As patients and consumers, we see hospitals as places whose primary job is to help us get well. Hospitals, however, are still businesses, and for every doctor or nurse who genuinely cares about us, there is an administrator somewhere looking at the bottom line. A recent article on Cincinnati.com reports that Cincinnati’s hospitals experienced a “surge in net income” in 2014 – a combined $645.1 million throughout Greater Cincinnati.
Admittedly, a large percentage of this income is derived from investments and grants, as well as philanthropic efforts on behalf of others, but the problem we have is not really with the amount of money the hospitals have made. It is with the fact that a large portion of the money has gone to increasing the capacity of the hospitals even though attendance is dropping. It is not that fewer people need hospitals; it is that the amount of time patients are allowed to stay is decreasing. According to independent market analyst Allan Baumgarten’s “Ohio Health Market Review,” occupancy levels are lower now than they were in 2008.
Why all the expansion?
So why keep building and acquiring facilities if patients are being forced into shorter stays? It could be related to the increase in Medicare and Medicaid subscribers throughout Ohio. It works like this: the government funds the costs of in-patient stays for Medicare subscribers, and contributes to the cost for Medicaid subscribers. With more people enrolling, the hospitals have a valid claim to increase the size of their facilities. However, because no hospital is going to pick up the cost of an overnight stay once the government stops paying for it, those patients are forced out, too. In the end, it looks like you need more space – and can then justify that expense – even though your occupancy levels are lower now than ever.

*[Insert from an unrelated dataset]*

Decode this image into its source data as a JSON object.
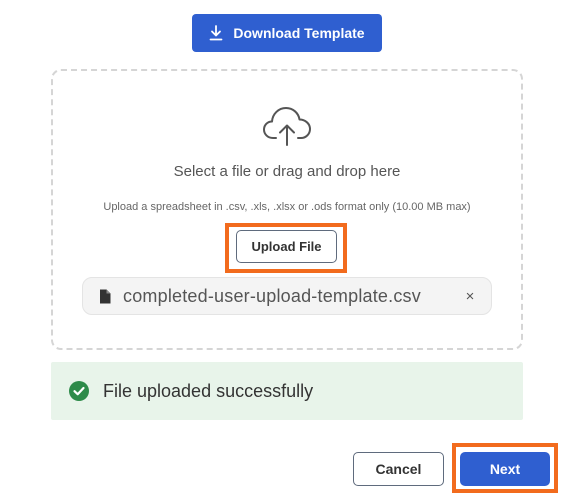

No one wants to stay in the hospital longer than they need to, but shortening hospital stays can lead to a slew of problems. Unfortunately, the longer stays that so many patients need are now astronomically high (more than $2500 a night in Ohio, and that was back in 2010; the prices have almost certainly risen since then) that people are forced to leave. We believe that every patient’s need for care trumps the needs of big business.
At Crandall & Pera Law, we fight on behalf of people whose lives have changed irreparably because of poor care or negligence. If you or your loved one was released too early from a hospital and suffered a preventable injury or illness because of it, we may be able to help. Please contact us to speak with an experienced medical malpractice attorney in Ohio or Kentucky.